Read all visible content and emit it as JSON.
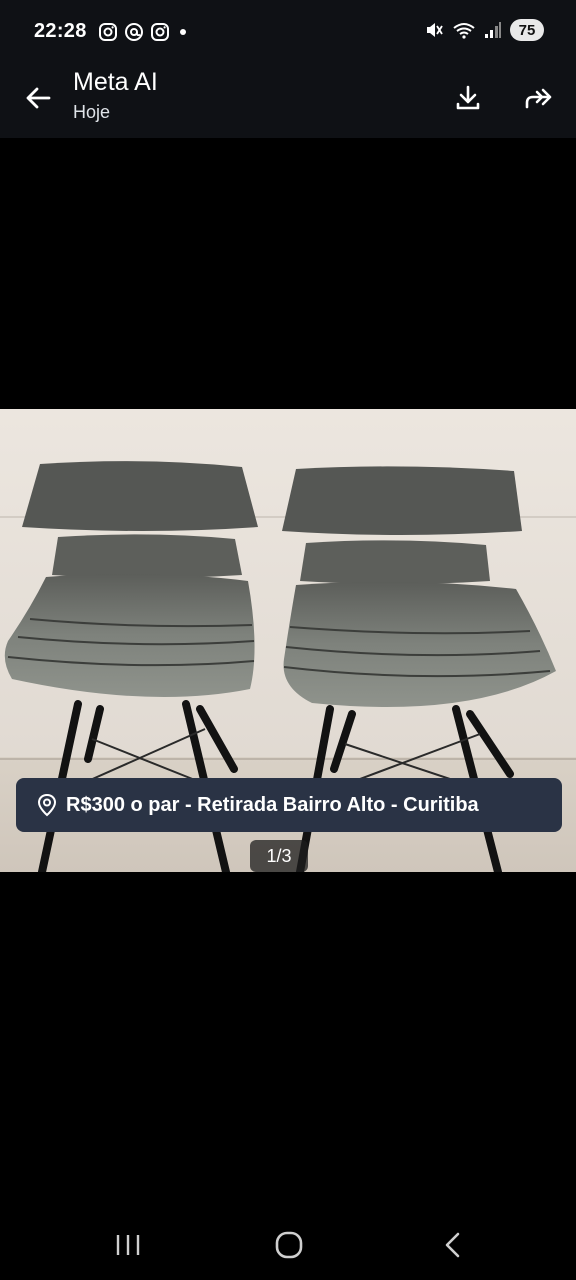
{
  "status_bar": {
    "time": "22:28",
    "battery": "75",
    "left_icons": [
      "instagram-icon",
      "threads-icon",
      "instagram-icon",
      "notification-dot-icon"
    ],
    "right_icons": [
      "mute-icon",
      "wifi-icon",
      "signal-icon",
      "battery-icon"
    ]
  },
  "header": {
    "title": "Meta AI",
    "subtitle": "Hoje",
    "icons": [
      "back-arrow-icon",
      "download-icon",
      "share-icon"
    ]
  },
  "listing": {
    "location_icon": "location-pin-icon",
    "price_text": "R$300 o par - Retirada Bairro Alto - Curitiba",
    "image_counter": "1/3"
  },
  "nav_bar": {
    "icons": [
      "recent-apps-icon",
      "home-icon",
      "back-icon"
    ]
  }
}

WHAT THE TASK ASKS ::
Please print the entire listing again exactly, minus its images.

SOLVED EXERCISE ::
Read all visible content and emit it as JSON.
{
  "status_bar": {
    "time": "22:28",
    "battery": "75",
    "left_icons": [
      "instagram-icon",
      "threads-icon",
      "instagram-icon",
      "notification-dot-icon"
    ],
    "right_icons": [
      "mute-icon",
      "wifi-icon",
      "signal-icon",
      "battery-icon"
    ]
  },
  "header": {
    "title": "Meta AI",
    "subtitle": "Hoje",
    "icons": [
      "back-arrow-icon",
      "download-icon",
      "share-icon"
    ]
  },
  "listing": {
    "location_icon": "location-pin-icon",
    "price_text": "R$300 o par - Retirada Bairro Alto - Curitiba",
    "image_counter": "1/3"
  },
  "nav_bar": {
    "icons": [
      "recent-apps-icon",
      "home-icon",
      "back-icon"
    ]
  }
}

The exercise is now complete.